Unidentified militants opened fire Monday on two peacekeepers for the United Nations in Bamako, Mali’s capital, killing one and injuring another, Agence France-Presse (AFP) reported, citing security forces. The attack comes amid increased violence in the West African country since the ouster of former president Amadou Toumani Toure in a 2012 coup.

"Armed men, that we have not yet identified, shot at two peacekeepers, who were on board a U.N. vehicle on Monday night. One of them was killed and the other seriously wounded," a security source told AFP, adding: "We are seeking clarification and details. This has to be viewed as a terrorist act. The perpetrators are the enemies of peace."

A source from the U.N. peacekeeping mission, the Multidimensional Integrated Stabilization Mission in Mali (MINUSMA), told AFP that the two soldiers were Bangladeshis. The peacekeepers were reportedly shot while they were traveling in car from Bamako airport to the southern part of the capital.

The latest attack comes just days after an armed man tried to set fire to a vehicle parked in front of the MINUSMA building in Bamako. A guard was shot by the assailant, while an anti-mine team neutralized two unexploded grenades. The U.N. strongly condemned the attack and called it a “serious crime under international law.”

The country is also witnessing the rise of a new extremist group called the Macina Liberation Movement (MLM), which has been terrorizing the locals and has targeted the U.N. peacekeepers, French troops and government forces. Earlier in May, the militants destroyed a mausoleum that had been a proposed U.N. World Heritage site. In April, the MLM attacked a U.N. barracks, killing three and injuring 16 civilians.

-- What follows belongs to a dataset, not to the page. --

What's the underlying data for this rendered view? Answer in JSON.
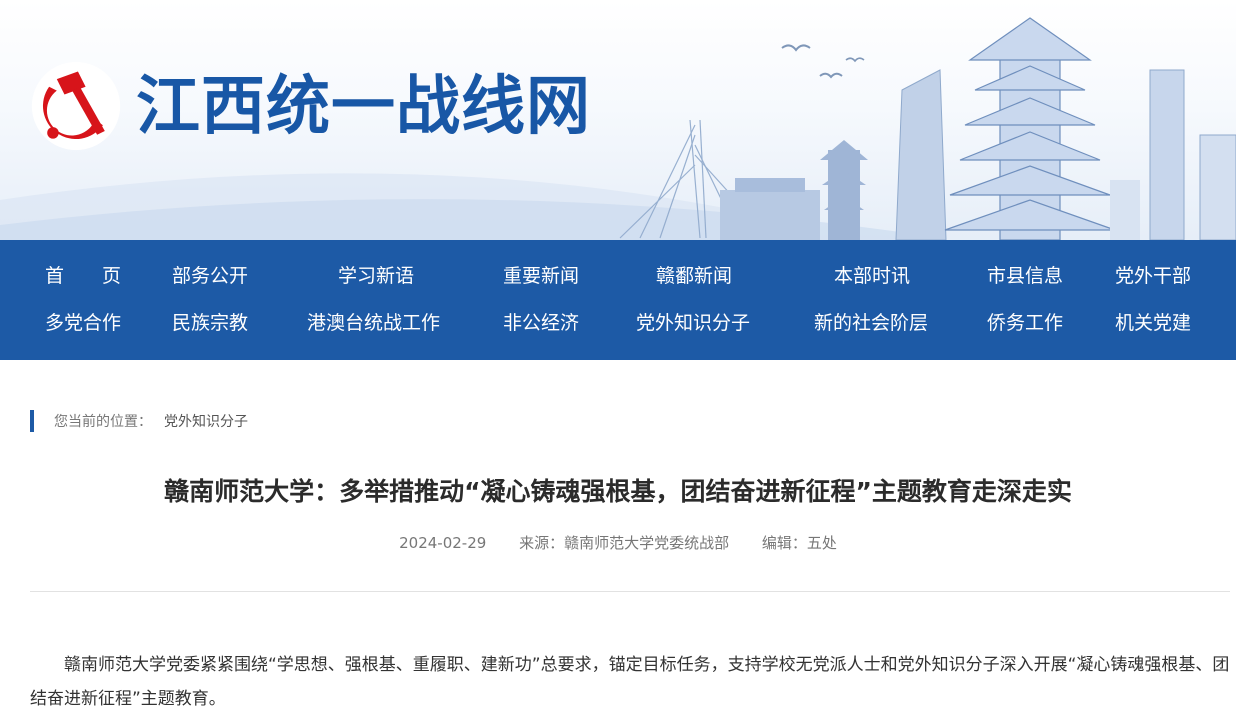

Since the ouster of Toure, the West African nation has been gripped with a violent civil war. At the time, rebels and Islamist militants forced the government forces to withdraw from northern Mali, which was later declared as an “Independent State of Azawad” by the militants. The U.N. and Algerian mediators helped the government sign a ceasefire agreement with the rebels in 2013 and again in February 2015. However, negotiations have suffered since the Coordination of Azawad Movements (CMA), a coalition of five rebel groups, has so far refused to accept any deal that does not identify “Azawad.”